As you can see on this slide, there will be five major sections to the talk. The first section, I will review a few key points about renal structure and physiology that are important in terms of understanding why the kidney is susceptible to toxic injury and what is unique about renal structure and function. In the second section we will specifically address factors that are important in determining susceptibility of the kidney to toxicant injury. In the third and fourth sections, I will talk about different models, first in vivo models and then various in vitro models, that are used to discuss and study toxicology of the kidney, and then finally as some illustrations of how chemicals can produce toxicity in the kidney and some of the unique features as case studies, we will review briefly some examples: heavy metals, cadmium and mercury principally; halogenated solvents; antibiotics; and finally analgesics.

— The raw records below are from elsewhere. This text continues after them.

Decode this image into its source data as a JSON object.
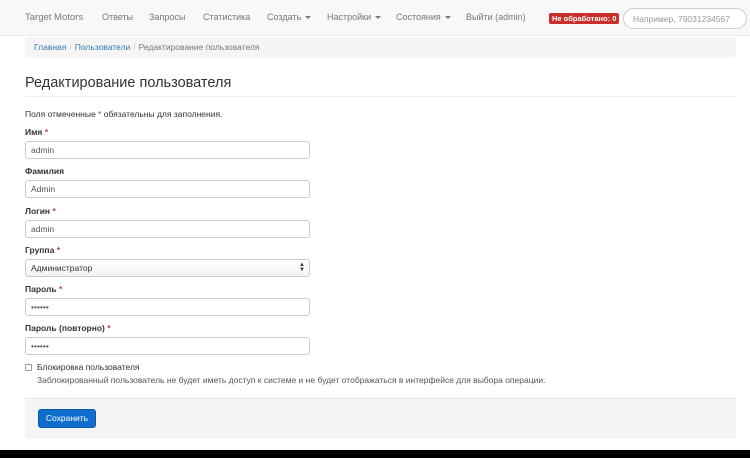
{
  "navbar": {
    "brand": "Target Motors",
    "items": [
      {
        "label": "Ответы",
        "dropdown": false
      },
      {
        "label": "Запросы",
        "dropdown": false
      },
      {
        "label": "Статистика",
        "dropdown": false
      },
      {
        "label": "Создать",
        "dropdown": true
      },
      {
        "label": "Настройки",
        "dropdown": true
      },
      {
        "label": "Состояния",
        "dropdown": true
      },
      {
        "label": "Выйти (admin)",
        "dropdown": false
      }
    ],
    "badge": "Не обработано: 0",
    "badge_color": "#c9302c",
    "search_placeholder": "Например, 79031234567"
  },
  "breadcrumb": {
    "home": "Главная",
    "users": "Пользователи",
    "current": "Редактирование пользователя",
    "separator": "/"
  },
  "page": {
    "title": "Редактирование пользователя",
    "required_note_before": "Поля отмеченные ",
    "required_mark": "*",
    "required_note_after": " обязательны для заполнения."
  },
  "form": {
    "first_name": {
      "label": "Имя",
      "value": "admin"
    },
    "last_name": {
      "label": "Фамилия",
      "value": "Admin"
    },
    "login": {
      "label": "Логин",
      "value": "admin"
    },
    "group": {
      "label": "Группа",
      "value": "Администратор"
    },
    "password": {
      "label": "Пароль",
      "value": "••••••"
    },
    "password_repeat": {
      "label": "Пароль (повторно)",
      "value": "••••••"
    },
    "block_user": {
      "label": "Блокировка пользователя",
      "checked": false,
      "help": "Заблокированный пользователь не будет иметь доступ к системе и не будет отображаться в интерфейсе для выбора операции."
    },
    "save_label": "Сохранить"
  },
  "colors": {
    "primary": "#0f6ecd",
    "link": "#337ab7",
    "required": "#a94442"
  }
}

This slide illustrates some aspects of renal structure. First there's a nephron that is a deep nephron that goes all the way into the inner medulla as well as a superficial nephron on the right, which only goes to the outer stripe inner medulla border. The slide illustrates the different major epithelial cell types beginning with the glomerulus. This is number one. This leads into the proximal tubules, which is number two, first the proximal convoluted tubule in the cortex, then in the cortex and outer stripe of the outer medulla, one has the proximal straight tubule, then flows into the thin descending limb, then thick ascending limb, and finally into the distal tubule, connecting tubule, and into the collecting duct. And the importance of understanding this is that each cell type, each epithelial cell type, has a specific structure and function that, while allowing the kidney to have its unique physiology also provides some unique features to the susceptibility to chemically-induced injury.